The process was, admittedly, quite enjoyable.
“The hardest part of selling Brewsy on the internet is people even believing that it’s this easy or even real,” Shulman says. “There’s so much skepticism and myths surrounding winemaking.”
When the VinePair Vino had reached maturation, the team tasted it for appropriate sweetness before placing it in the fridge. The color developed into a light orange or pink, reminiscent of a light rosé, with a bit of sediment left from the fermentation. After the wine rested in the cool temperature of the fridge for a couple weeks, all sediment settled to the bottom and the wine cleared. All things told, the finished product sits somewhere between 12 and 15 percent ABV, according to the kit’s instructions.
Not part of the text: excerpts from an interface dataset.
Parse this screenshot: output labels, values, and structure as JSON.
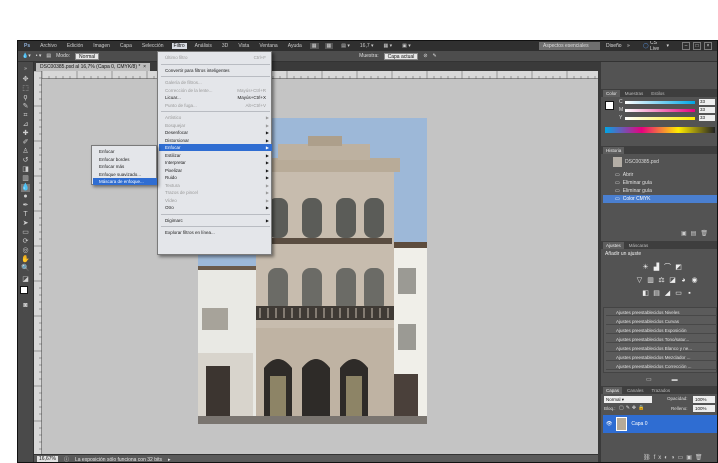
{
  "menubar": {
    "items": [
      "Archivo",
      "Edición",
      "Imagen",
      "Capa",
      "Selección",
      "Filtro",
      "Análisis",
      "3D",
      "Vista",
      "Ventana",
      "Ayuda"
    ],
    "zoom": "16,7",
    "workspace_active": "Aspectos esenciales",
    "workspace_2": "Diseño",
    "cs_live": "CS Live"
  },
  "options": {
    "mode_label": "Modo:",
    "mode_value": "Normal",
    "sample_label": "Muestra:",
    "sample_value": "Capa actual"
  },
  "document": {
    "tab_title": "DSC00385.psd al 16,7% (Capa 0, CMYK/8) *"
  },
  "filter_menu": {
    "items": [
      {
        "label": "Último filtro",
        "shortcut": "Ctrl+F",
        "disabled": true
      },
      {
        "sep": true
      },
      {
        "label": "Convertir para filtros inteligentes"
      },
      {
        "sep": true
      },
      {
        "label": "Galería de filtros...",
        "disabled": true
      },
      {
        "label": "Corrección de la lente...",
        "shortcut": "Mayús+Ctrl+R",
        "disabled": true
      },
      {
        "label": "Licuar...",
        "shortcut": "Mayús+Ctrl+X"
      },
      {
        "label": "Punto de fuga...",
        "shortcut": "Alt+Ctrl+V",
        "disabled": true
      },
      {
        "sep": true
      },
      {
        "label": "Artístico",
        "sub": true,
        "disabled": true
      },
      {
        "label": "Bosquejar",
        "sub": true,
        "disabled": true
      },
      {
        "label": "Desenfocar",
        "sub": true
      },
      {
        "label": "Distorsionar",
        "sub": true
      },
      {
        "label": "Enfocar",
        "sub": true,
        "highlight": true
      },
      {
        "label": "Estilizar",
        "sub": true
      },
      {
        "label": "Interpretar",
        "sub": true
      },
      {
        "label": "Pixelizar",
        "sub": true
      },
      {
        "label": "Ruido",
        "sub": true
      },
      {
        "label": "Textura",
        "sub": true,
        "disabled": true
      },
      {
        "label": "Trazos de pincel",
        "sub": true,
        "disabled": true
      },
      {
        "label": "Vídeo",
        "sub": true,
        "disabled": true
      },
      {
        "label": "Otro",
        "sub": true
      },
      {
        "sep": true
      },
      {
        "label": "Digimarc",
        "sub": true
      },
      {
        "sep": true
      },
      {
        "label": "Explorar filtros en línea..."
      }
    ]
  },
  "enfocar_submenu": {
    "items": [
      {
        "label": "Enfocar"
      },
      {
        "label": "Enfocar bordes"
      },
      {
        "label": "Enfocar más"
      },
      {
        "label": "Enfoque suavizado..."
      },
      {
        "label": "Máscara de enfoque...",
        "highlight": true
      }
    ]
  },
  "color_panel": {
    "tabs": [
      "Color",
      "Muestras",
      "Estilos"
    ],
    "c_label": "C",
    "c_value": "33",
    "m_label": "M",
    "m_value": "33",
    "y_label": "Y",
    "y_value": "33"
  },
  "history_panel": {
    "tabs": [
      "Historia"
    ],
    "snapshot": "DSC00385.psd",
    "items": [
      "Abrir",
      "Eliminar guía",
      "Eliminar guía",
      "Color CMYK"
    ]
  },
  "adjust_panel": {
    "tabs": [
      "Ajustes",
      "Máscaras"
    ],
    "heading": "Añadir un ajuste",
    "presets": [
      "Ajustes preestablecidos Niveles",
      "Ajustes preestablecidos Curvas",
      "Ajustes preestablecidos Exposición",
      "Ajustes preestablecidos Tono/satur...",
      "Ajustes preestablecidos Blanco y ne...",
      "Ajustes preestablecidos Mezclador ...",
      "Ajustes preestablecidos Corrección ..."
    ]
  },
  "layers_panel": {
    "tabs": [
      "Capas",
      "Canales",
      "Trazados"
    ],
    "blend": "Normal",
    "opacity_label": "Opacidad:",
    "opacity_value": "100%",
    "lock_label": "Bloq.:",
    "fill_label": "Relleno:",
    "fill_value": "100%",
    "layer_name": "Capa 0"
  },
  "status": {
    "zoom": "16,67%",
    "message": "La exposición sólo funciona con 32 bits"
  }
}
The final result? A (surprisingly) tasty, bright wine with a balanced flavor. While perceived sweetness was notable in the wine, VinePair tastings director Keith Beavers says the tannins from the cranberry juice provide ample framing and structure for the residual sugar. This particular fermentation process resulted in a slight sparkling quality as well.
Beavers isn’t the only person to enjoy the final product; the popularity is clear in the sales of the kit to date.
While the company is around 900 days old, Brewsy recently hit over 60,000 kit orders and $2.5 million in sales, according to Shulman. John Elstrott, a former chairman of the board of Whole Foods, also backed the brand and personally invested in the company in 2021. The Brewsy app community shares the love, too, with numerous users gushing (and bragging) about their latest brews on the app.
“It’s really about making winemaking as easy as cooking,” Shulman says. “We believe in a future where people make their own wine as much as they make their own dinner.”
Now that’s something to raise a glass of hooch to.